Do your research when looking for a vet for your animals. It is important that you like and trust your veterinarian, of course, but don’t forget that costs do vary from clinic to clinic. A simple clinic that has a single waiting room and does not employ a specific doctor for specific animals or breeds is probably going to charge you less than a specialty clinic with vets that only handle one type of animal. Large animal vets based in rural areas, with very basic facilities, are often just as competent with small animals (if not more so) than city and suburban practices with fancy setups, and charge far less.
Please note this does not mean our cats are or ever will be deprived of necessary care. Their health is a priority to me, as it should be for any pet owner. Owning animals comes with the responsibility of providing them with medical care, medications, and any treatments they need, no matter what. You would not neglect to take a child to a doctor if he or she was sick – an animal is no different.
My point here is that there’s a lot of variety in the kinds of vets that are out there. Some are straightforward and no-frills, and will only prescribe or treat your animals for the single problem you brought them to a vet for in the first place. Others will also treat your pets but also advise all kinds of additional treatments or medications that are not strictly necessary. I think this is best explained with another personal example: the vet that I take our cats to for minor issues is the one with the cat clinic and plushly appointed premises. I have to pay a variety of fees every time I go there, including an exam fee (per cat!). For small issues, like a single vaccination, the financial inconvenience is outweighed by the fact that the vet is literally 5 minutes up the road and will give me all the time in the world to answer questions or address concerns. On the other hand, when I had to have my cats spayed and neutered, I took them to the large animal vet my parents use (they have horses). This vet is about 45 minutes away, which made for a long car ride with three unhappy kittens, but he did all their surgeries in one day and allowed me to take them home after. I paid no exam fee; my bill included the cost of the surgeries only. Our local vet would have charged twice as much, included exam fees, and required they stayed overnight, meaning I would have also had to pay a boarding fee for each cat.

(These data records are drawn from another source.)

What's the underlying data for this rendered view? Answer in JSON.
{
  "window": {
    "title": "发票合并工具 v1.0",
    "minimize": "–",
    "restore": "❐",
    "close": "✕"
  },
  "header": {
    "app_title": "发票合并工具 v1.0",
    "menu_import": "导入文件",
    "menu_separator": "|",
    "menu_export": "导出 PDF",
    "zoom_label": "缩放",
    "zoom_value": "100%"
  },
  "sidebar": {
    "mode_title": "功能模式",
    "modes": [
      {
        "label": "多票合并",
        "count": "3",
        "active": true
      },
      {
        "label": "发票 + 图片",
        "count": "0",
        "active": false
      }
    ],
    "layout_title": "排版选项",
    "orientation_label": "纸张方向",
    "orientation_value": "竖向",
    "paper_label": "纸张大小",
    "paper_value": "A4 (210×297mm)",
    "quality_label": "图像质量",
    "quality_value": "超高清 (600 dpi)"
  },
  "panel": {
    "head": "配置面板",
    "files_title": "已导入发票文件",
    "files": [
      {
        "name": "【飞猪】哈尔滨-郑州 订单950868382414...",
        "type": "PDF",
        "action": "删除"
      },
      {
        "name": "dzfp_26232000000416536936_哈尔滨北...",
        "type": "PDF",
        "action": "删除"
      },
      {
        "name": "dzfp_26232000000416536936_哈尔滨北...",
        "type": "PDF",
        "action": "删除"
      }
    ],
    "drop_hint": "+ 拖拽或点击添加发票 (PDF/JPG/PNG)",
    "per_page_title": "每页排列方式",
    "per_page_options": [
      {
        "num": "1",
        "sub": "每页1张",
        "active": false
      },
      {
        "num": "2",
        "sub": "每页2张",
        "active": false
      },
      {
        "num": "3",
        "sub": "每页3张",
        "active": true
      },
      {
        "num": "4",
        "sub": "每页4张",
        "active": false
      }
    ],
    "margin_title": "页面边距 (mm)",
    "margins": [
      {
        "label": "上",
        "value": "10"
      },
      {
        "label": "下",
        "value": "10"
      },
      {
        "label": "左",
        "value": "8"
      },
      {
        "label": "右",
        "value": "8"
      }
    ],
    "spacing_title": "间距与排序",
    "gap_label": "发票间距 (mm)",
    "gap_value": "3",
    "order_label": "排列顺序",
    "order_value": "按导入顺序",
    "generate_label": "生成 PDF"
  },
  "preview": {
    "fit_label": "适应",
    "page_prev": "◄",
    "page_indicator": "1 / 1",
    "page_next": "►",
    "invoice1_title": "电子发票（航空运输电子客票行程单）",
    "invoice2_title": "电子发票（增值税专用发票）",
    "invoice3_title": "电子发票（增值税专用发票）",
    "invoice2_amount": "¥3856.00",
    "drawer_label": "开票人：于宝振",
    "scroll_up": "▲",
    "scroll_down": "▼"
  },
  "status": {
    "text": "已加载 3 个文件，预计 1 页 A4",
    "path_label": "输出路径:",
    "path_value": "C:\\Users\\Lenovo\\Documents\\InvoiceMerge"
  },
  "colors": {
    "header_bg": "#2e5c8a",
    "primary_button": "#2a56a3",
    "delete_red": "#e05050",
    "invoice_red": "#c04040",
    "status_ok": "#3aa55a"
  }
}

These are the main ways we balance having the “unnecessary” expense of keeping three indoor housecats as pets with our frugal lifestyle. We’re still cutting expenses where we can – avoiding paying full retail price using loyalty programs and coupons, shopping around for the absolute best deals on necessary supplies, and making the most of free or cheap toys to keep our cats active, engaged, and happy. Do you have additional suggestions for how to keep pet expenses low? Any dog owners – or folks who keep other types of animals – out there who have their own tips to share? Please do so and let me know your thoughts and ideas in the comments!